- **YOUR TASK**: Every entry below is to be copied exactly as written.
*** INPUT FOR THIS TASK ***
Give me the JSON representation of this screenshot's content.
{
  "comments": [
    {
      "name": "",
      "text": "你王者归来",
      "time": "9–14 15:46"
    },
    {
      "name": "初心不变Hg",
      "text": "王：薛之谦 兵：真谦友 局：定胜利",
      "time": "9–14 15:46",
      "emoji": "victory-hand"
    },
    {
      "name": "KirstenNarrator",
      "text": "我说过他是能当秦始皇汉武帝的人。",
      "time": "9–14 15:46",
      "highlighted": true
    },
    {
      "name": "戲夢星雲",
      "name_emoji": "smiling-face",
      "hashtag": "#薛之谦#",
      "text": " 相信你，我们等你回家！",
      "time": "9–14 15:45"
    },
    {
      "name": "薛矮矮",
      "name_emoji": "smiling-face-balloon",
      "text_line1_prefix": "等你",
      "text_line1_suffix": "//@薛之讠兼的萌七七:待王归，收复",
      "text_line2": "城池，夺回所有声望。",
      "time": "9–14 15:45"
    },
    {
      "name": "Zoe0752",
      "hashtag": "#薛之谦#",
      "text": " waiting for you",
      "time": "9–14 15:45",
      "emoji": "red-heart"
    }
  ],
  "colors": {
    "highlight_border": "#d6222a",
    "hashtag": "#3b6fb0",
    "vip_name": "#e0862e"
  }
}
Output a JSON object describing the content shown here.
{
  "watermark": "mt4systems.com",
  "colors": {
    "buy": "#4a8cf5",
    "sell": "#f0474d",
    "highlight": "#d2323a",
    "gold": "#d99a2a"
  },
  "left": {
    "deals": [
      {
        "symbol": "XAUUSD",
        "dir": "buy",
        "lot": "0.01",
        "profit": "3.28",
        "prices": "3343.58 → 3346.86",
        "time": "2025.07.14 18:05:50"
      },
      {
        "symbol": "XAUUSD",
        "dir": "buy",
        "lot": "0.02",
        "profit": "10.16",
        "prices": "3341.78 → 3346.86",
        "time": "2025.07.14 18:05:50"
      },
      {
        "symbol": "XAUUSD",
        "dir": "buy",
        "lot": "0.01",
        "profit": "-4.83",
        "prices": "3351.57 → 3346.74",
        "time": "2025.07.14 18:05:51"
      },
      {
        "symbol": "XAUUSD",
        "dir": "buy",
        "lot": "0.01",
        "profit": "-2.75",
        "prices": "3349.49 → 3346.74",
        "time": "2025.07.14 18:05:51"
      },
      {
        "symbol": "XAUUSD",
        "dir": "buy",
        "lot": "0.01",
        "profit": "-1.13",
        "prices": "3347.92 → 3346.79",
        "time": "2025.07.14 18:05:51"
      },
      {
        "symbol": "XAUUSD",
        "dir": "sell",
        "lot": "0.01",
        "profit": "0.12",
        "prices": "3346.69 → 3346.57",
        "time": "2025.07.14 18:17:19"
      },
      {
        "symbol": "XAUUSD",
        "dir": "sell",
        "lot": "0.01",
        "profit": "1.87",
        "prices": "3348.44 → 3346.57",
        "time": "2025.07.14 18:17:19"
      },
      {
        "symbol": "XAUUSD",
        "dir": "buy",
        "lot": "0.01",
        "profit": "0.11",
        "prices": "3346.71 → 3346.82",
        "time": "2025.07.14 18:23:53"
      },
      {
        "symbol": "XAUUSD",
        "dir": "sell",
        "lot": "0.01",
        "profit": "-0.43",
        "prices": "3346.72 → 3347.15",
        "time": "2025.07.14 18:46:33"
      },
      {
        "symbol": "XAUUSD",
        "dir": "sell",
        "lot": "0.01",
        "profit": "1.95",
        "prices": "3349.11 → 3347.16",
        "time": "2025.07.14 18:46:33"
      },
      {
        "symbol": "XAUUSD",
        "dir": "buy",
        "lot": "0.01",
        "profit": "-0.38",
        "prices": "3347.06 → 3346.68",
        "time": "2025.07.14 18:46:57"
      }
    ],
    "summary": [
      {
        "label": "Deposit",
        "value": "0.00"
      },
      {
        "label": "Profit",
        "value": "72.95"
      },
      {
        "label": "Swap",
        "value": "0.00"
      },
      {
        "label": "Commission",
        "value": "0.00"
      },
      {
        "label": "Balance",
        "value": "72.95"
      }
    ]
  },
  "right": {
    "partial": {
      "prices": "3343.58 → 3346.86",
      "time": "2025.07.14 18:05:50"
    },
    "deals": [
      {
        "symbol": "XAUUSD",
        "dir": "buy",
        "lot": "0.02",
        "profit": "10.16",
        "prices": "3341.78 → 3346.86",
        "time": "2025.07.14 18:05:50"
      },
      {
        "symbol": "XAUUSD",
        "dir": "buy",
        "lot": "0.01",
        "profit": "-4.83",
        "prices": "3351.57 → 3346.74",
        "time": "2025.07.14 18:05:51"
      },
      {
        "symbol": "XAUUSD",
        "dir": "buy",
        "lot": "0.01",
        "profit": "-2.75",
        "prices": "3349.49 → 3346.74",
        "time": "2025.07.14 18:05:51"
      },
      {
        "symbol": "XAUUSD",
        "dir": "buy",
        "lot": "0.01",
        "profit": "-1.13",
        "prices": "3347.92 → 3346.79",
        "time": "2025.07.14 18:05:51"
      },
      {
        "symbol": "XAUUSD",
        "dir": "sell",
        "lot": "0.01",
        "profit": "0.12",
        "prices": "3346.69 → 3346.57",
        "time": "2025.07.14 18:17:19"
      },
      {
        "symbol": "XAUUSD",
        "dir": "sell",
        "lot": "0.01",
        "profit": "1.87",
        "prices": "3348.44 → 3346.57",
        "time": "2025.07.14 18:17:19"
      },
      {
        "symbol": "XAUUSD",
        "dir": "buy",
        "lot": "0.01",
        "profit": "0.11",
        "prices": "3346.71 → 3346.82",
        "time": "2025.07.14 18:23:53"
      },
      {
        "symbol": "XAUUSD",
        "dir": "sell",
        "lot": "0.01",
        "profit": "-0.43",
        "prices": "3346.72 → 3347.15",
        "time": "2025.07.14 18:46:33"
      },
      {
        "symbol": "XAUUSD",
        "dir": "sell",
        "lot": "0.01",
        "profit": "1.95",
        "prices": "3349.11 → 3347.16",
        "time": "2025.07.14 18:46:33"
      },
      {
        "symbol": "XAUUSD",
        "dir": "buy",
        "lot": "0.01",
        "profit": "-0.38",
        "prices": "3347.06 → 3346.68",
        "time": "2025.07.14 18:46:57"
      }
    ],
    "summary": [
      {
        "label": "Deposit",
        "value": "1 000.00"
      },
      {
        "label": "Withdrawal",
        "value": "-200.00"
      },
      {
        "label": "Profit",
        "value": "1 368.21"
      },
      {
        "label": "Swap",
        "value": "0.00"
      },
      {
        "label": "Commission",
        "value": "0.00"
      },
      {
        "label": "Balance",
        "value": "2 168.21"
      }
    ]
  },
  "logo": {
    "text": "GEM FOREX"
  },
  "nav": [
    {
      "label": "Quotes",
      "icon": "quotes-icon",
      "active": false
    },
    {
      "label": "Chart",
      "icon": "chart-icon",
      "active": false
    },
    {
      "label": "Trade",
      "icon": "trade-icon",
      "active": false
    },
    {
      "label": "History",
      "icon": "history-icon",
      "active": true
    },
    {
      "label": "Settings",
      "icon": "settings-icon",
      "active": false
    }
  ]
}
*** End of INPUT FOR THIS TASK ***
- **RESPONSE**:
Give me the JSON representation of this screenshot's content.
{
  "comments": [
    {
      "name": "",
      "text": "你王者归来",
      "time": "9–14 15:46"
    },
    {
      "name": "初心不变Hg",
      "text": "王：薛之谦 兵：真谦友 局：定胜利",
      "time": "9–14 15:46",
      "emoji": "victory-hand"
    },
    {
      "name": "KirstenNarrator",
      "text": "我说过他是能当秦始皇汉武帝的人。",
      "time": "9–14 15:46",
      "highlighted": true
    },
    {
      "name": "戲夢星雲",
      "name_emoji": "smiling-face",
      "hashtag": "#薛之谦#",
      "text": " 相信你，我们等你回家！",
      "time": "9–14 15:45"
    },
    {
      "name": "薛矮矮",
      "name_emoji": "smiling-face-balloon",
      "text_line1_prefix": "等你",
      "text_line1_suffix": "//@薛之讠兼的萌七七:待王归，收复",
      "text_line2": "城池，夺回所有声望。",
      "time": "9–14 15:45"
    },
    {
      "name": "Zoe0752",
      "hashtag": "#薛之谦#",
      "text": " waiting for you",
      "time": "9–14 15:45",
      "emoji": "red-heart"
    }
  ],
  "colors": {
    "highlight_border": "#d6222a",
    "hashtag": "#3b6fb0",
    "vip_name": "#e0862e"
  }
}
Output a JSON object describing the content shown here.
{
  "watermark": "mt4systems.com",
  "colors": {
    "buy": "#4a8cf5",
    "sell": "#f0474d",
    "highlight": "#d2323a",
    "gold": "#d99a2a"
  },
  "left": {
    "deals": [
      {
        "symbol": "XAUUSD",
        "dir": "buy",
        "lot": "0.01",
        "profit": "3.28",
        "prices": "3343.58 → 3346.86",
        "time": "2025.07.14 18:05:50"
      },
      {
        "symbol": "XAUUSD",
        "dir": "buy",
        "lot": "0.02",
        "profit": "10.16",
        "prices": "3341.78 → 3346.86",
        "time": "2025.07.14 18:05:50"
      },
      {
        "symbol": "XAUUSD",
        "dir": "buy",
        "lot": "0.01",
        "profit": "-4.83",
        "prices": "3351.57 → 3346.74",
        "time": "2025.07.14 18:05:51"
      },
      {
        "symbol": "XAUUSD",
        "dir": "buy",
        "lot": "0.01",
        "profit": "-2.75",
        "prices": "3349.49 → 3346.74",
        "time": "2025.07.14 18:05:51"
      },
      {
        "symbol": "XAUUSD",
        "dir": "buy",
        "lot": "0.01",
        "profit": "-1.13",
        "prices": "3347.92 → 3346.79",
        "time": "2025.07.14 18:05:51"
      },
      {
        "symbol": "XAUUSD",
        "dir": "sell",
        "lot": "0.01",
        "profit": "0.12",
        "prices": "3346.69 → 3346.57",
        "time": "2025.07.14 18:17:19"
      },
      {
        "symbol": "XAUUSD",
        "dir": "sell",
        "lot": "0.01",
        "profit": "1.87",
        "prices": "3348.44 → 3346.57",
        "time": "2025.07.14 18:17:19"
      },
      {
        "symbol": "XAUUSD",
        "dir": "buy",
        "lot": "0.01",
        "profit": "0.11",
        "prices": "3346.71 → 3346.82",
        "time": "2025.07.14 18:23:53"
      },
      {
        "symbol": "XAUUSD",
        "dir": "sell",
        "lot": "0.01",
        "profit": "-0.43",
        "prices": "3346.72 → 3347.15",
        "time": "2025.07.14 18:46:33"
      },
      {
        "symbol": "XAUUSD",
        "dir": "sell",
        "lot": "0.01",
        "profit": "1.95",
        "prices": "3349.11 → 3347.16",
        "time": "2025.07.14 18:46:33"
      },
      {
        "symbol": "XAUUSD",
        "dir": "buy",
        "lot": "0.01",
        "profit": "-0.38",
        "prices": "3347.06 → 3346.68",
        "time": "2025.07.14 18:46:57"
      }
    ],
    "summary": [
      {
        "label": "Deposit",
        "value": "0.00"
      },
      {
        "label": "Profit",
        "value": "72.95"
      },
      {
        "label": "Swap",
        "value": "0.00"
      },
      {
        "label": "Commission",
        "value": "0.00"
      },
      {
        "label": "Balance",
        "value": "72.95"
      }
    ]
  },
  "right": {
    "partial": {
      "prices": "3343.58 → 3346.86",
      "time": "2025.07.14 18:05:50"
    },
    "deals": [
      {
        "symbol": "XAUUSD",
        "dir": "buy",
        "lot": "0.02",
        "profit": "10.16",
        "prices": "3341.78 → 3346.86",
        "time": "2025.07.14 18:05:50"
      },
      {
        "symbol": "XAUUSD",
        "dir": "buy",
        "lot": "0.01",
        "profit": "-4.83",
        "prices": "3351.57 → 3346.74",
        "time": "2025.07.14 18:05:51"
      },
      {
        "symbol": "XAUUSD",
        "dir": "buy",
        "lot": "0.01",
        "profit": "-2.75",
        "prices": "3349.49 → 3346.74",
        "time": "2025.07.14 18:05:51"
      },
      {
        "symbol": "XAUUSD",
        "dir": "buy",
        "lot": "0.01",
        "profit": "-1.13",
        "prices": "3347.92 → 3346.79",
        "time": "2025.07.14 18:05:51"
      },
      {
        "symbol": "XAUUSD",
        "dir": "sell",
        "lot": "0.01",
        "profit": "0.12",
        "prices": "3346.69 → 3346.57",
        "time": "2025.07.14 18:17:19"
      },
      {
        "symbol": "XAUUSD",
        "dir": "sell",
        "lot": "0.01",
        "profit": "1.87",
        "prices": "3348.44 → 3346.57",
        "time": "2025.07.14 18:17:19"
      },
      {
        "symbol": "XAUUSD",
        "dir": "buy",
        "lot": "0.01",
        "profit": "0.11",
        "prices": "3346.71 → 3346.82",
        "time": "2025.07.14 18:23:53"
      },
      {
        "symbol": "XAUUSD",
        "dir": "sell",
        "lot": "0.01",
        "profit": "-0.43",
        "prices": "3346.72 → 3347.15",
        "time": "2025.07.14 18:46:33"
      },
      {
        "symbol": "XAUUSD",
        "dir": "sell",
        "lot": "0.01",
        "profit": "1.95",
        "prices": "3349.11 → 3347.16",
        "time": "2025.07.14 18:46:33"
      },
      {
        "symbol": "XAUUSD",
        "dir": "buy",
        "lot": "0.01",
        "profit": "-0.38",
        "prices": "3347.06 → 3346.68",
        "time": "2025.07.14 18:46:57"
      }
    ],
    "summary": [
      {
        "label": "Deposit",
        "value": "1 000.00"
      },
      {
        "label": "Withdrawal",
        "value": "-200.00"
      },
      {
        "label": "Profit",
        "value": "1 368.21"
      },
      {
        "label": "Swap",
        "value": "0.00"
      },
      {
        "label": "Commission",
        "value": "0.00"
      },
      {
        "label": "Balance",
        "value": "2 168.21"
      }
    ]
  },
  "logo": {
    "text": "GEM FOREX"
  },
  "nav": [
    {
      "label": "Quotes",
      "icon": "quotes-icon",
      "active": false
    },
    {
      "label": "Chart",
      "icon": "chart-icon",
      "active": false
    },
    {
      "label": "Trade",
      "icon": "trade-icon",
      "active": false
    },
    {
      "label": "History",
      "icon": "history-icon",
      "active": true
    },
    {
      "label": "Settings",
      "icon": "settings-icon",
      "active": false
    }
  ]
}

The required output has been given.